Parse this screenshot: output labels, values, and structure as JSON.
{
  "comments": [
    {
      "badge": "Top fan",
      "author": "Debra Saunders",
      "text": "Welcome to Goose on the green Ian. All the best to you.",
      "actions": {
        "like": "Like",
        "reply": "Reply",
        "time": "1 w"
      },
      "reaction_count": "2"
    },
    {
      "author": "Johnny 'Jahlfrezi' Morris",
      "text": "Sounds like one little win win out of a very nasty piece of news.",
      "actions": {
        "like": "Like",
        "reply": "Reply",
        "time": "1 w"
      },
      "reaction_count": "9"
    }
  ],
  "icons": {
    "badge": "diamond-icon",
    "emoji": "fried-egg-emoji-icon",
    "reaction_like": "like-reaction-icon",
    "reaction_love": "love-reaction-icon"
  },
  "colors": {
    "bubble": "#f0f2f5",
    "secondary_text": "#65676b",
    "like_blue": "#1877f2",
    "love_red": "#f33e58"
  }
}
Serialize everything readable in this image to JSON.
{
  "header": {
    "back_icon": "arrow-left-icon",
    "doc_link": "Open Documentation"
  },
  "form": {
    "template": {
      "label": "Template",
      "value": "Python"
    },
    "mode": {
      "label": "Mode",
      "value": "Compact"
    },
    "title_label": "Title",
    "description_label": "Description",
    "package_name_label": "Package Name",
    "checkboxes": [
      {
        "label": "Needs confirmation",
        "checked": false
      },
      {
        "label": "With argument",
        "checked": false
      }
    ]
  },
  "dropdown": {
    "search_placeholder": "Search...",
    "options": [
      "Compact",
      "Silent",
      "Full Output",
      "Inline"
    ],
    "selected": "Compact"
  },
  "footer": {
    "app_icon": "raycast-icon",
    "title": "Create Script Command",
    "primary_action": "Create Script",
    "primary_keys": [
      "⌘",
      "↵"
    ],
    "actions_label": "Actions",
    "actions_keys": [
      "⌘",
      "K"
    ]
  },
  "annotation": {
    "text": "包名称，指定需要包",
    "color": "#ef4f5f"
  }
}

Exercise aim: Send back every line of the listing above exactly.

Exercise output:
Parse this screenshot: output labels, values, and structure as JSON.
{
  "comments": [
    {
      "badge": "Top fan",
      "author": "Debra Saunders",
      "text": "Welcome to Goose on the green Ian. All the best to you.",
      "actions": {
        "like": "Like",
        "reply": "Reply",
        "time": "1 w"
      },
      "reaction_count": "2"
    },
    {
      "author": "Johnny 'Jahlfrezi' Morris",
      "text": "Sounds like one little win win out of a very nasty piece of news.",
      "actions": {
        "like": "Like",
        "reply": "Reply",
        "time": "1 w"
      },
      "reaction_count": "9"
    }
  ],
  "icons": {
    "badge": "diamond-icon",
    "emoji": "fried-egg-emoji-icon",
    "reaction_like": "like-reaction-icon",
    "reaction_love": "love-reaction-icon"
  },
  "colors": {
    "bubble": "#f0f2f5",
    "secondary_text": "#65676b",
    "like_blue": "#1877f2",
    "love_red": "#f33e58"
  }
}
Serialize everything readable in this image to JSON.
{
  "header": {
    "back_icon": "arrow-left-icon",
    "doc_link": "Open Documentation"
  },
  "form": {
    "template": {
      "label": "Template",
      "value": "Python"
    },
    "mode": {
      "label": "Mode",
      "value": "Compact"
    },
    "title_label": "Title",
    "description_label": "Description",
    "package_name_label": "Package Name",
    "checkboxes": [
      {
        "label": "Needs confirmation",
        "checked": false
      },
      {
        "label": "With argument",
        "checked": false
      }
    ]
  },
  "dropdown": {
    "search_placeholder": "Search...",
    "options": [
      "Compact",
      "Silent",
      "Full Output",
      "Inline"
    ],
    "selected": "Compact"
  },
  "footer": {
    "app_icon": "raycast-icon",
    "title": "Create Script Command",
    "primary_action": "Create Script",
    "primary_keys": [
      "⌘",
      "↵"
    ],
    "actions_label": "Actions",
    "actions_keys": [
      "⌘",
      "K"
    ]
  },
  "annotation": {
    "text": "包名称，指定需要包",
    "color": "#ef4f5f"
  }
}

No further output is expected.